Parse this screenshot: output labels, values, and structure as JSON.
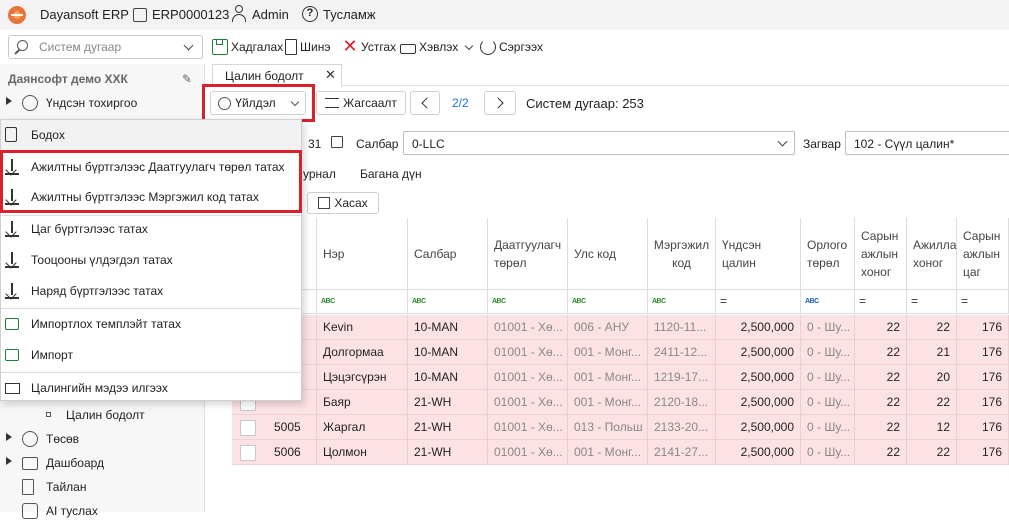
{
  "titlebar": {
    "app": "Dayansoft ERP",
    "db": "ERP0000123",
    "user": "Admin",
    "help": "Тусламж"
  },
  "toolbar": {
    "search_placeholder": "Систем дугаар",
    "save": "Хадгалах",
    "new": "Шинэ",
    "delete": "Устгах",
    "print": "Хэвлэх",
    "refresh": "Сэргээх"
  },
  "sidebar": {
    "company": "Даянсофт демо ХХК",
    "items": [
      {
        "label": "Үндсэн тохиргоо"
      },
      {
        "label": "Цалин бодолт"
      },
      {
        "label": "Төсөв"
      },
      {
        "label": "Дашбоард"
      },
      {
        "label": "Тайлан"
      },
      {
        "label": "AI туслах"
      }
    ]
  },
  "tab": {
    "label": "Цалин бодолт"
  },
  "actions": {
    "operation": "Үйлдэл",
    "order": "Жагсаалт",
    "page": "2/2",
    "sysno": "Систем дугаар: 253"
  },
  "filters": {
    "date_tail": "31",
    "branch_label": "Салбар",
    "branch_value": "0-LLC",
    "template_label": "Загвар",
    "template_value": "102 - Сүүл цалин*",
    "journal_tail": "урнал",
    "col_sum": "Багана дүн",
    "remove": "Хасах"
  },
  "columns": [
    "Нэр",
    "Салбар",
    "Даатгуулагч төрөл",
    "Улс код",
    "Мэргэжил код",
    "Үндсэн цалин",
    "Орлого төрөл",
    "Сарын ажлын хоног",
    "Ажилласан хоног",
    "Сарын ажлын цаг"
  ],
  "rows": [
    {
      "code": "",
      "name": "Kevin",
      "branch": "10-MAN",
      "ins": "01001 - Хө...",
      "country": "006 - АНУ",
      "prof": "1120-11...",
      "salary": "2,500,000",
      "inc": "0 - Шу...",
      "days": "22",
      "worked": "22",
      "hours": "176"
    },
    {
      "code": "",
      "name": "Долгормаа",
      "branch": "10-MAN",
      "ins": "01001 - Хө...",
      "country": "001 - Монг...",
      "prof": "2411-12...",
      "salary": "2,500,000",
      "inc": "0 - Шу...",
      "days": "22",
      "worked": "21",
      "hours": "176"
    },
    {
      "code": "",
      "name": "Цэцэгсүрэн",
      "branch": "10-MAN",
      "ins": "01001 - Хө...",
      "country": "001 - Монг...",
      "prof": "1219-17...",
      "salary": "2,500,000",
      "inc": "0 - Шу...",
      "days": "22",
      "worked": "20",
      "hours": "176"
    },
    {
      "code": "",
      "name": "Баяр",
      "branch": "21-WH",
      "ins": "01001 - Хө...",
      "country": "001 - Монг...",
      "prof": "2120-18...",
      "salary": "2,500,000",
      "inc": "0 - Шу...",
      "days": "22",
      "worked": "22",
      "hours": "176"
    },
    {
      "code": "5005",
      "name": "Жаргал",
      "branch": "21-WH",
      "ins": "01001 - Хө...",
      "country": "013 - Польш",
      "prof": "2133-20...",
      "salary": "2,500,000",
      "inc": "0 - Шу...",
      "days": "22",
      "worked": "12",
      "hours": "176"
    },
    {
      "code": "5006",
      "name": "Цолмон",
      "branch": "21-WH",
      "ins": "01001 - Хө...",
      "country": "001 - Монг...",
      "prof": "2141-27...",
      "salary": "2,500,000",
      "inc": "0 - Шу...",
      "days": "22",
      "worked": "22",
      "hours": "176"
    }
  ],
  "menu": {
    "items": [
      "Бодох",
      "Ажилтны бүртгэлээс Даатгуулагч төрөл татах",
      "Ажилтны бүртгэлээс Мэргэжил код татах",
      "Цаг бүртгэлээс татах",
      "Тооцооны үлдэгдэл татах",
      "Наряд бүртгэлээс татах",
      "Импортлох темплэйт татах",
      "Импорт",
      "Цалингийн мэдээ илгээх"
    ]
  },
  "colors": {
    "row_bg": "#fde2e4",
    "highlight": "#d9202b",
    "accent": "#1a73e8"
  }
}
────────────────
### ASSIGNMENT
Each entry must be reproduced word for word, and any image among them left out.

### SOLUTION TO THIS PROBLEM
Parse this screenshot: output labels, values, and structure as JSON.
{
  "titlebar": {
    "app": "Dayansoft ERP",
    "db": "ERP0000123",
    "user": "Admin",
    "help": "Тусламж"
  },
  "toolbar": {
    "search_placeholder": "Систем дугаар",
    "save": "Хадгалах",
    "new": "Шинэ",
    "delete": "Устгах",
    "print": "Хэвлэх",
    "refresh": "Сэргээх"
  },
  "sidebar": {
    "company": "Даянсофт демо ХХК",
    "items": [
      {
        "label": "Үндсэн тохиргоо"
      },
      {
        "label": "Цалин бодолт"
      },
      {
        "label": "Төсөв"
      },
      {
        "label": "Дашбоард"
      },
      {
        "label": "Тайлан"
      },
      {
        "label": "AI туслах"
      }
    ]
  },
  "tab": {
    "label": "Цалин бодолт"
  },
  "actions": {
    "operation": "Үйлдэл",
    "order": "Жагсаалт",
    "page": "2/2",
    "sysno": "Систем дугаар: 253"
  },
  "filters": {
    "date_tail": "31",
    "branch_label": "Салбар",
    "branch_value": "0-LLC",
    "template_label": "Загвар",
    "template_value": "102 - Сүүл цалин*",
    "journal_tail": "урнал",
    "col_sum": "Багана дүн",
    "remove": "Хасах"
  },
  "columns": [
    "Нэр",
    "Салбар",
    "Даатгуулагч төрөл",
    "Улс код",
    "Мэргэжил код",
    "Үндсэн цалин",
    "Орлого төрөл",
    "Сарын ажлын хоног",
    "Ажилласан хоног",
    "Сарын ажлын цаг"
  ],
  "rows": [
    {
      "code": "",
      "name": "Kevin",
      "branch": "10-MAN",
      "ins": "01001 - Хө...",
      "country": "006 - АНУ",
      "prof": "1120-11...",
      "salary": "2,500,000",
      "inc": "0 - Шу...",
      "days": "22",
      "worked": "22",
      "hours": "176"
    },
    {
      "code": "",
      "name": "Долгормаа",
      "branch": "10-MAN",
      "ins": "01001 - Хө...",
      "country": "001 - Монг...",
      "prof": "2411-12...",
      "salary": "2,500,000",
      "inc": "0 - Шу...",
      "days": "22",
      "worked": "21",
      "hours": "176"
    },
    {
      "code": "",
      "name": "Цэцэгсүрэн",
      "branch": "10-MAN",
      "ins": "01001 - Хө...",
      "country": "001 - Монг...",
      "prof": "1219-17...",
      "salary": "2,500,000",
      "inc": "0 - Шу...",
      "days": "22",
      "worked": "20",
      "hours": "176"
    },
    {
      "code": "",
      "name": "Баяр",
      "branch": "21-WH",
      "ins": "01001 - Хө...",
      "country": "001 - Монг...",
      "prof": "2120-18...",
      "salary": "2,500,000",
      "inc": "0 - Шу...",
      "days": "22",
      "worked": "22",
      "hours": "176"
    },
    {
      "code": "5005",
      "name": "Жаргал",
      "branch": "21-WH",
      "ins": "01001 - Хө...",
      "country": "013 - Польш",
      "prof": "2133-20...",
      "salary": "2,500,000",
      "inc": "0 - Шу...",
      "days": "22",
      "worked": "12",
      "hours": "176"
    },
    {
      "code": "5006",
      "name": "Цолмон",
      "branch": "21-WH",
      "ins": "01001 - Хө...",
      "country": "001 - Монг...",
      "prof": "2141-27...",
      "salary": "2,500,000",
      "inc": "0 - Шу...",
      "days": "22",
      "worked": "22",
      "hours": "176"
    }
  ],
  "menu": {
    "items": [
      "Бодох",
      "Ажилтны бүртгэлээс Даатгуулагч төрөл татах",
      "Ажилтны бүртгэлээс Мэргэжил код татах",
      "Цаг бүртгэлээс татах",
      "Тооцооны үлдэгдэл татах",
      "Наряд бүртгэлээс татах",
      "Импортлох темплэйт татах",
      "Импорт",
      "Цалингийн мэдээ илгээх"
    ]
  },
  "colors": {
    "row_bg": "#fde2e4",
    "highlight": "#d9202b",
    "accent": "#1a73e8"
  }
}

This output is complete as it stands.